split that list into the distribution name and version. I want to break it up into two parts based on the last dash. The
split takes an optional third argument to specify the maximum number of parts.
$ perl -le 'print join " ", split /:/, "1:2:3:4:5"' 1 2 3 4 5 $ perl -le 'print join " ", split /:/, "1:2:3:4:5", 3' 1 2 3:4:5 $ perl -le 'print join " ", split /:/, "1:2:3:4:5", 2' 1 2:3:4:5
I could have done this with Graham Barr’s CPAN::DistnameInfo, which handles many special cases, but I was thinking about a more general problem, like breaking up a filename that has multiple dots (which File::Basename can do with some hassle).
split works from the left, like all regular expressions. If I limit it to two parts, it breaks on the first dash on the left. I want to limit it to two parts but break on the last dash.
If I use
reverse in scalar context, I can turn the string around so the last dash becomes the first:
my $string = 'Log-Log4perl-Appender-ScreenColoredLevels-UsingMyColors-0.10_01'; my $reversed = reverse $string; my ($version, $name ) = split /-/, $reversed, 2; my $module = reverse $name;
If I reduce that, I get something that’s a bit hard to read. Remember that
+( is in there so
reverse doesn’t think that the
( starts its argument list:
my $module = reverse +( split /-/, reverse($string), 2 );
This solves the problem in an interesting way, but that doesn’t mean that I should use it like that. There might be some problems that scanning from the right would simplify things, but after the joy of playing with
reverse, I look for other ways. Perl is a “There’s more than one to do it”, but also, ”
There’s already to scan from the right with
rindex, which we mention in passing in Learning Perl. We do use it in an example with
substr. For this problem, I can extract the string up to the index of the last dash:
my $last_dash = rindex $string, '-'; my( $name ) = substr $string, 0, $last_dash;
A regex solution with a greedy quantifier is even easier in this particular case:
my( $regex ) = $string =~ /(.*)-/;
But this leads me to the start of another path, one which I won’t explore here, about lookbehinds, a type of zero width assertion (similar to regex anchors, but as a pattern). In Perl, a lookbehind has to be fixed length while a lookahead can be variable width. Not all regex engines have this limitation. However, flipping a string around can turn a lookbehind situation into a lookahead if you are willing to write the pattern backward.

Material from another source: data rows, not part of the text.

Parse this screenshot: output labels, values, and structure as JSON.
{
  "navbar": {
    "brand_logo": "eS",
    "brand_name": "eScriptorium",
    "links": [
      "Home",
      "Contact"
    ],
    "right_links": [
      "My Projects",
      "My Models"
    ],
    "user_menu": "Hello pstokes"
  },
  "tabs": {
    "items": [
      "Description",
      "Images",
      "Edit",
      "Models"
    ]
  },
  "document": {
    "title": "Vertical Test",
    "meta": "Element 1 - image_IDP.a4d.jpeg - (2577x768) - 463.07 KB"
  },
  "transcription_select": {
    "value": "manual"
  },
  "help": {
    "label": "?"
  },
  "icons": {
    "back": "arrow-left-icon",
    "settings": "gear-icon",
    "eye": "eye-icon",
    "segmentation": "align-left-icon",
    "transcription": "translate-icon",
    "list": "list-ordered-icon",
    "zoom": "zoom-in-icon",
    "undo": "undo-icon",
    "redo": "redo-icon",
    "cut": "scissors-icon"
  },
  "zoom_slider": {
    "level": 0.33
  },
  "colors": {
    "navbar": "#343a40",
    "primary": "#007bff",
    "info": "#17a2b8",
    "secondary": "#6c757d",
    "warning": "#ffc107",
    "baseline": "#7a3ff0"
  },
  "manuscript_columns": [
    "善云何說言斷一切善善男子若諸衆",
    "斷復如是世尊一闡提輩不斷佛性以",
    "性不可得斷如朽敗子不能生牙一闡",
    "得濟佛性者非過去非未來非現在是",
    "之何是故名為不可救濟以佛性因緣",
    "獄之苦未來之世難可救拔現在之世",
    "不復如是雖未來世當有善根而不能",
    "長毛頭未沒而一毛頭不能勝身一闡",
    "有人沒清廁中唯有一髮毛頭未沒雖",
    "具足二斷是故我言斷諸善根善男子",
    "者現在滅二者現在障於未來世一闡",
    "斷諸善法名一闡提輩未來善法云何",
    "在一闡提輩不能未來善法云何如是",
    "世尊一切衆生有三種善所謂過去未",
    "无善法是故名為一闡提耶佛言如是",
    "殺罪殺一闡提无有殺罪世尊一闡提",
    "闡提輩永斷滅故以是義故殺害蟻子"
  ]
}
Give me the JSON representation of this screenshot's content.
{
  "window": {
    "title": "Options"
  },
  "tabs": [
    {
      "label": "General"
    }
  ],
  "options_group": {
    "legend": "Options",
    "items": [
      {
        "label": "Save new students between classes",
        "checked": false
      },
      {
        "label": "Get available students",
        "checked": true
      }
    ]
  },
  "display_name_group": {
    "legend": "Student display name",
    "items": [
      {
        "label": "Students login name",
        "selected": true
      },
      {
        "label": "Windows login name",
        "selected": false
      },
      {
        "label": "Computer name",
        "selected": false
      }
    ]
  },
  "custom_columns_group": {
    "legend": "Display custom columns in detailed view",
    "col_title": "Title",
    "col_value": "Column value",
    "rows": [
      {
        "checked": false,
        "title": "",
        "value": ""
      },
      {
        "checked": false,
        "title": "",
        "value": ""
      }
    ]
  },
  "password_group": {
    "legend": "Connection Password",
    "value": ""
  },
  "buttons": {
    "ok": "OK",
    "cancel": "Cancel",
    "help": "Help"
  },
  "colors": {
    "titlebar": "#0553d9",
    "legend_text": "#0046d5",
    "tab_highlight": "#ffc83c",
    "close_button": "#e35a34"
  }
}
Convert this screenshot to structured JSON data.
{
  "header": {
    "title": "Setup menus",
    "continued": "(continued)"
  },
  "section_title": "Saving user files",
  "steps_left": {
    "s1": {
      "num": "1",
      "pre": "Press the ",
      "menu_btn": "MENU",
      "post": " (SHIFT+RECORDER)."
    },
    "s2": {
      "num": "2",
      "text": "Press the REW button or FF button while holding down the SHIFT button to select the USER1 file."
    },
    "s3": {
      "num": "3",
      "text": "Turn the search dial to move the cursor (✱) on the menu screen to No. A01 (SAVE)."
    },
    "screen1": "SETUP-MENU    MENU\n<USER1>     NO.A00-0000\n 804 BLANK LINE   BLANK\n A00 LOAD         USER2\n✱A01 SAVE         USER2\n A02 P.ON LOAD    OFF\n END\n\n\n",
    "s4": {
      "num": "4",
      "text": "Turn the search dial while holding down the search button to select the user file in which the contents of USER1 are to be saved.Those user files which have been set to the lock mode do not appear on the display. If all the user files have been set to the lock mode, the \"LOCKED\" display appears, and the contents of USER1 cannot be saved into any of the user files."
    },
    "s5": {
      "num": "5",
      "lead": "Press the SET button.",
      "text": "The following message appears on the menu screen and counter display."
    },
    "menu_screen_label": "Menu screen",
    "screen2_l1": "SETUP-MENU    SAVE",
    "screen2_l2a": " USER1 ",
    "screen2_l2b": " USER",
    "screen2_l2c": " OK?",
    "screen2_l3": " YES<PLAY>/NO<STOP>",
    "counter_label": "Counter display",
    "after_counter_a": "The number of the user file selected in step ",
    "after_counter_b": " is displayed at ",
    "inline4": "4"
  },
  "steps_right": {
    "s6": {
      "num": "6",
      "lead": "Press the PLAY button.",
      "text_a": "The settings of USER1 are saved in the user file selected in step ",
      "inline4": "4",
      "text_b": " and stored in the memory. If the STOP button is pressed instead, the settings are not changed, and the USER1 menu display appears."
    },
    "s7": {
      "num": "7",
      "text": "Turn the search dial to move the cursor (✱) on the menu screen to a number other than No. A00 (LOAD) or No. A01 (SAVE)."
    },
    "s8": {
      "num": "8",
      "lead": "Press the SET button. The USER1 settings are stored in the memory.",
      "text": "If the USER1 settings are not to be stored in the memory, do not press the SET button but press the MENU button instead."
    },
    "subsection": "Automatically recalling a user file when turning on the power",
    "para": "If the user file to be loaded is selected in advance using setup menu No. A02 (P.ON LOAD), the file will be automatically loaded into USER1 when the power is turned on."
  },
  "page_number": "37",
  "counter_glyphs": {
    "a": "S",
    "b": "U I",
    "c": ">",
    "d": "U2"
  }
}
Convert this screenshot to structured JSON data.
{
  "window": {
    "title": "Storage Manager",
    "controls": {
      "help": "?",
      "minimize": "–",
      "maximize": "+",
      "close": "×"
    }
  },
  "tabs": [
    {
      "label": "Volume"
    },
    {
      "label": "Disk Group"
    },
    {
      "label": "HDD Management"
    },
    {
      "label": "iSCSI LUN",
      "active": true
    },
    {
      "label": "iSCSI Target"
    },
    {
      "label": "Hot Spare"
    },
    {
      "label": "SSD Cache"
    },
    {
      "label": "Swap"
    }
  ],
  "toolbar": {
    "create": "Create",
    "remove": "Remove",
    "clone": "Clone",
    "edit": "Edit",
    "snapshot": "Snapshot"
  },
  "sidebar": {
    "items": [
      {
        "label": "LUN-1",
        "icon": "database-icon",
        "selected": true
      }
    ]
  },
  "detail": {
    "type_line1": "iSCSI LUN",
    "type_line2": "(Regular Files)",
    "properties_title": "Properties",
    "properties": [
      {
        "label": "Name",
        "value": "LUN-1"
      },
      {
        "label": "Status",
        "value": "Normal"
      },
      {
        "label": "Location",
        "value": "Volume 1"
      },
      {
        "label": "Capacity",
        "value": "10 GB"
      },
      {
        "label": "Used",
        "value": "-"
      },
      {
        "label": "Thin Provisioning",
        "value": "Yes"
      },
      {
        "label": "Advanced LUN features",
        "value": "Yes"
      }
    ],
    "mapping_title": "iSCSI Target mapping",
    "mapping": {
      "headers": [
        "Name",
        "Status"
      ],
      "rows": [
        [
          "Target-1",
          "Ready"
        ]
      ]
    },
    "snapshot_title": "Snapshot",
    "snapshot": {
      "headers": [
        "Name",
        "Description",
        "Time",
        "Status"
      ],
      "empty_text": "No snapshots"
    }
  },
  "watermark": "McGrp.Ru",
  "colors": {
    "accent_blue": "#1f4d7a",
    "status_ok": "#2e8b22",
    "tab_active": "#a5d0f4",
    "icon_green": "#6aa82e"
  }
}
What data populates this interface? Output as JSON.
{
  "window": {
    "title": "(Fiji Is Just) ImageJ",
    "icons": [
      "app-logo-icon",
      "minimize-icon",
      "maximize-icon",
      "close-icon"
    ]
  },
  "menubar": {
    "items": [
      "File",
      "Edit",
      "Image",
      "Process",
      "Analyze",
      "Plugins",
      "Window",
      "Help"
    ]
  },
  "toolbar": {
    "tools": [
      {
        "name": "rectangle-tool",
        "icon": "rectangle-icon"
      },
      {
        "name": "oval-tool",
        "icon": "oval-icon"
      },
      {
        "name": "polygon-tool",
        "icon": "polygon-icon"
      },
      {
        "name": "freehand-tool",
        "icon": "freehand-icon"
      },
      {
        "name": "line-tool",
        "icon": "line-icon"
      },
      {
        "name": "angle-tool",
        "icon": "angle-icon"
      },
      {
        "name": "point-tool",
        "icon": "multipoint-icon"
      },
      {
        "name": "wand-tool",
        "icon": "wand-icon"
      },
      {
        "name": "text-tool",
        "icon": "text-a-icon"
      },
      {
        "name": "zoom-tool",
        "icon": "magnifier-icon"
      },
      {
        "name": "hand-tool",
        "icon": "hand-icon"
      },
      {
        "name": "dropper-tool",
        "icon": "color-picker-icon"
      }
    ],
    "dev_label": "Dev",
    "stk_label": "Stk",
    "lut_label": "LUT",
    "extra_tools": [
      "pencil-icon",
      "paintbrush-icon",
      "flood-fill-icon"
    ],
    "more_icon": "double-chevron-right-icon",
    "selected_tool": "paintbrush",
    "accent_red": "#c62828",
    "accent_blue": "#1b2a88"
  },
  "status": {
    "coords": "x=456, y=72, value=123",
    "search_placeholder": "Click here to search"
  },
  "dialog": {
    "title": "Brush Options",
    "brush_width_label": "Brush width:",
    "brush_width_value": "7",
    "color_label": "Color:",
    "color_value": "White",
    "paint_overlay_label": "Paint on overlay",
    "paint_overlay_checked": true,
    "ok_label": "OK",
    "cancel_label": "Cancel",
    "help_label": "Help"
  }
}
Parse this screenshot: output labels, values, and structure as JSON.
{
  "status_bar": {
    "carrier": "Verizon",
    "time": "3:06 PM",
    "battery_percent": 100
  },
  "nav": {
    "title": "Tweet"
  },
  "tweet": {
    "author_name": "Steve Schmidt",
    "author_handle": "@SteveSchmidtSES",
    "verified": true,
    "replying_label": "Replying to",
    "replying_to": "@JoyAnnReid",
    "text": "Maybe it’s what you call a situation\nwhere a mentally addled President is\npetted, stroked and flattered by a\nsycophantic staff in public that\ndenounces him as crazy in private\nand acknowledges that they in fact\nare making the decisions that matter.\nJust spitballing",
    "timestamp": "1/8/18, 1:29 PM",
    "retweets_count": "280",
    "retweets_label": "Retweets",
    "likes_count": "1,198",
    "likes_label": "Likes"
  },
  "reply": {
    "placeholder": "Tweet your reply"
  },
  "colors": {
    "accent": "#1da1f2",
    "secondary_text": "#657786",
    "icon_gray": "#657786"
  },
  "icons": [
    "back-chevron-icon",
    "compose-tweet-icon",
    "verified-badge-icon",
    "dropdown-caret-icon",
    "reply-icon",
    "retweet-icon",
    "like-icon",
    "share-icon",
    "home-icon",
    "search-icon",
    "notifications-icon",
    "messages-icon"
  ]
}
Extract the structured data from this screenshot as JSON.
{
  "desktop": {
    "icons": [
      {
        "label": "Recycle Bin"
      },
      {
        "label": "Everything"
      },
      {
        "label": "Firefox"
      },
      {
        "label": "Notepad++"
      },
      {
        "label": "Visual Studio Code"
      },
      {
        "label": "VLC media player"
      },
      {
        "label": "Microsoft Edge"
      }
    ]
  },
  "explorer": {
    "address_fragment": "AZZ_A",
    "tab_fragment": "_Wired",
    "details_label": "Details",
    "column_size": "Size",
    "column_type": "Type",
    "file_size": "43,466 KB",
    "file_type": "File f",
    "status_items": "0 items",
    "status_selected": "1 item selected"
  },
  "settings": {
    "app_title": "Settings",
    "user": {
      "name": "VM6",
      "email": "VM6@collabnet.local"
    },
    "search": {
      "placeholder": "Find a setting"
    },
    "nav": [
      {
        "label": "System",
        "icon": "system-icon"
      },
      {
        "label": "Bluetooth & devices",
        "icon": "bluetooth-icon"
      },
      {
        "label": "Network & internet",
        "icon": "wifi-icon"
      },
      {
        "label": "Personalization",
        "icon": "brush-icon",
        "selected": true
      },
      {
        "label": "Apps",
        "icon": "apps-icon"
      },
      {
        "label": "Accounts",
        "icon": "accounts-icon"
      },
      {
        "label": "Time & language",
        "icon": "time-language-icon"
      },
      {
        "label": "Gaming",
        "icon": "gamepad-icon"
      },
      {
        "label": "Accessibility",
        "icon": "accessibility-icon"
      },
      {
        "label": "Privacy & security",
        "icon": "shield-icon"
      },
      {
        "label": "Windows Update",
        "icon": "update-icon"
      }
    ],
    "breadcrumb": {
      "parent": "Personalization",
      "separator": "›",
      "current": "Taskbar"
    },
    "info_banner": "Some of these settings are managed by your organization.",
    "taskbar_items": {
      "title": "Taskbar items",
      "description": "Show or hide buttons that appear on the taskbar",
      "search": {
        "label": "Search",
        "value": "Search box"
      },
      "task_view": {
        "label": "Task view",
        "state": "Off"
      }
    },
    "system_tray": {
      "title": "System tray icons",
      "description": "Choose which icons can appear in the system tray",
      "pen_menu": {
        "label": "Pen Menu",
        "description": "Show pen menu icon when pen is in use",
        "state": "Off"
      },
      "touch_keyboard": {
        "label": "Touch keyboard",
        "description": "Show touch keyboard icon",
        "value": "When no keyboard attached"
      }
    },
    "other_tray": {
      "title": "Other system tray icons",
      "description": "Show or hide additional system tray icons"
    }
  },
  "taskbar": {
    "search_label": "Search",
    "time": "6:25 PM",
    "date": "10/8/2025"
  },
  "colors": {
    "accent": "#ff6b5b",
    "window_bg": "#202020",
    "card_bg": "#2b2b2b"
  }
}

I don’t recommend doing this for anything other than fun, and failing that, only when you can’t find any other way to do it. It’s something for me to investigate later for Mastering Perl.